When it comes to drilling for oil in the Gulf of Mexico, it's as if there are two Floridas. • The people who live and work along the gulf coast tend to oppose it. Counties and cities around the state's western rim — including Pinellas County, Largo, Tarpon Springs, St. Petersburg and Safety Harbor — have passed resolutions opposing offshore drilling. • "I'm hearing from a lot of good friends in the St. Pete Beach area saying, 'Please, NO!' " said state Sen. Lee Constantine, R-Altamonte Springs, who chairs the Senate Environmental Preservation and Conservation Committee. • Much of the support for the Legislature lifting the state's longtime ban on offshore drilling is coming from the state's inland areas, where no swimmer will ever encounter a tar ball.

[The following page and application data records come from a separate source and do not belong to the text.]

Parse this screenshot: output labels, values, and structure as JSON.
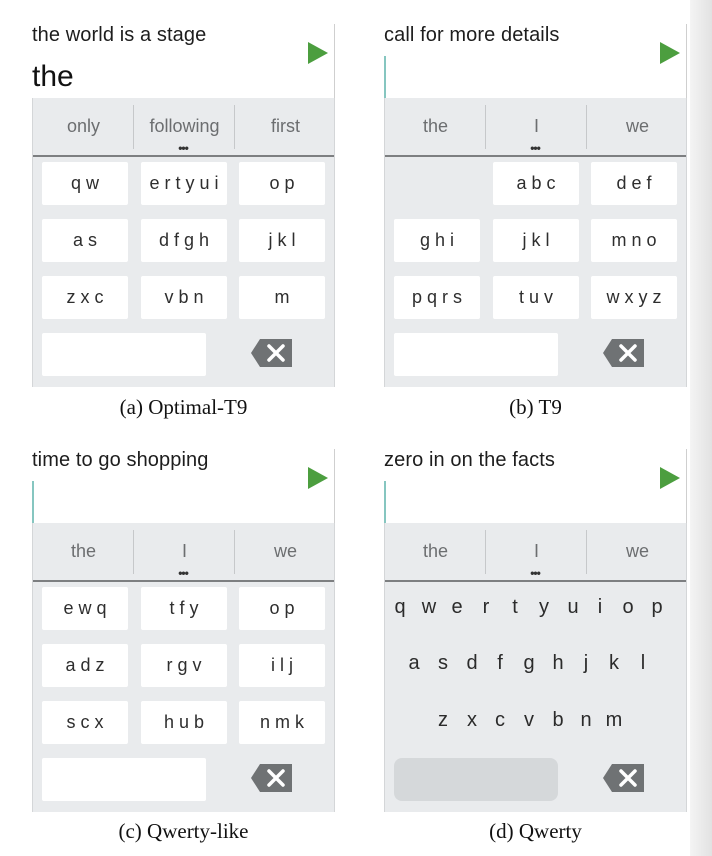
{
  "panels": [
    {
      "phrase": "the world is a stage",
      "typed": "the",
      "suggestions": [
        "only",
        "following",
        "first"
      ],
      "keys": [
        [
          "q w",
          "e r t y u i",
          "o p"
        ],
        [
          "a s",
          "d f g h",
          "j k l"
        ],
        [
          "z x c",
          "v b n",
          "m"
        ]
      ],
      "caption": "(a) Optimal-T9"
    },
    {
      "phrase": "call for more details",
      "typed": "",
      "suggestions": [
        "the",
        "I",
        "we"
      ],
      "keys": [
        [
          "",
          "a b c",
          "d e f"
        ],
        [
          "g h i",
          "j k l",
          "m n o"
        ],
        [
          "p q r s",
          "t u v",
          "w x y z"
        ]
      ],
      "caption": "(b) T9"
    },
    {
      "phrase": "time to go shopping",
      "typed": "",
      "suggestions": [
        "the",
        "I",
        "we"
      ],
      "keys": [
        [
          "e w q",
          "t f y",
          "o p"
        ],
        [
          "a d z",
          "r g v",
          "i l j"
        ],
        [
          "s c x",
          "h u b",
          "n m k"
        ]
      ],
      "caption": "(c) Qwerty-like"
    },
    {
      "phrase": "zero in on the facts",
      "typed": "",
      "suggestions": [
        "the",
        "I",
        "we"
      ],
      "qwerty_rows": [
        [
          "q",
          "w",
          "e",
          "r",
          "t",
          "y",
          "u",
          "i",
          "o",
          "p"
        ],
        [
          "a",
          "s",
          "d",
          "f",
          "g",
          "h",
          "j",
          "k",
          "l"
        ],
        [
          "z",
          "x",
          "c",
          "v",
          "b",
          "n",
          "m"
        ]
      ],
      "caption": "(d) Qwerty"
    }
  ],
  "icons": {
    "send": "send-arrow-icon",
    "backspace": "backspace-icon",
    "more": "more-dots-icon"
  },
  "colors": {
    "send": "#4c9e3f",
    "cursor": "#86c6c0",
    "keyboard_bg": "#e9ebed",
    "key": "#ffffff",
    "backspace": "#6f7274"
  }
}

A Times/Herald poll last fall found that voters were more likely to favor offshore drilling if they lived farther away from the coast. Support was strongest in Central Florida, where 60 percent of those polled said they were for drilling and only 34 percent were against.
"This is an issue that is completely based on region," pollster Tom Eldon said.
Look at the Legislature's most vocal proponent of allowing drilling rigs in Florida waters, Rep. Dean Cannon.
As incoming speaker of the House, Cannon can count on plenty of votes from his colleagues for the prodrilling bill he has promised to introduce this session. But the Winter Park Republican doesn't have to worry about any environmental consequences for his district. His voters are 100 miles away from the nearest sugar-sand beach.
Cannon sponsored a bill that suddenly appeared in mid session last year that would have allowed rigs within 3 miles of the gulf beaches. In addition to the backing from Cannon, the bill was being pushed by three dozen lobbyists hired by Florida Energy Associates, a group of oil interests that has refused to identify its members.
The company also enlisted a well-known Central Florida economist, Hank Fishkind, and a leading Tallahassee public relations firm, Ron Sachs Communications, to press its case. The bill, despite being unveiled late in the session, passed the House, only to run out of steam in the Senate.
"We underestimated the change in psychology that would have to take place for there to be enough support for offshore drilling," said Doug Daniels, the Florida Energy Associates' Daytona Beach attorney.
Cannon has promised that his new bill will push the rigs another 2 miles out, so they would be 5 miles off the beaches. Once again, though, his biggest challenge lies in the Senate. Last fall Senate President Jeff Atwater said he had no interest in taking up the topic this year.
"The oil drilling matter is not on the Senate agenda for the coming session," Atwater, R-North Palm Beach, said then.
Atwater asked Constantine's committee to conduct a detailed review of the implications of drilling in state waters. Constantine says he did so because "our committee would be one of the most protective of our natural resources." He said the committee staff is "working diligently" on the report, which would be produced sometime during the session.
As of February, Cannon had not filed a bill (he did not respond to an interview request) and neither had the Senate's biggest proponent of lifting the drilling ban, Mike Haridopolos, R-Indialantic. Meanwhile Florida Energy Associates has ditched two-thirds of its lobbyists. Daniels said the company had "backed off a bit."
But that doesn't mean the issue has lost steam, at least in some quarters, Constantine said. "I'm hearing from a lot of my conservative friends, saying, 'Drill, baby, drill!' " he said.
Even if environmental groups succeed in keeping the drilling ban in place this year, the odds tip even more in Cannon and Haridopolos' favor next year. That's when Cannon becomes speaker and Haridopolos replaces Atwater as president of the Senate. Meanwhile old hands like Constantine — first elected to a legislative seat in 1992 — will be term-limited out of the upper chamber.
"If things look better in 2011, so be it," Daniels said.
Yet the drive to drill might still run aground next year, too, because all three candidates for governor say they don't want rigs in the gulf. Republican Bill McCollum says it would "just completely terrorize our beaches.'' His GOP rival Paula Dockery opposes drilling too, as does Democrat Alex Sink.
Of course, there was a time when Gov. Charlie Crist — a loyal son of St. Petersburg, with a home overlooking Tampa Bay and a boat for cruising in the gulf — opposed offshore drilling as well. Then, during the 2008 presidential race, suddenly Crist didn't oppose it anymore. For drilling supporters, Crist's conversion set the template for all Florida politicians.
"It's sort of an educational process," Daniels said. "And I think more and more people are becoming educated."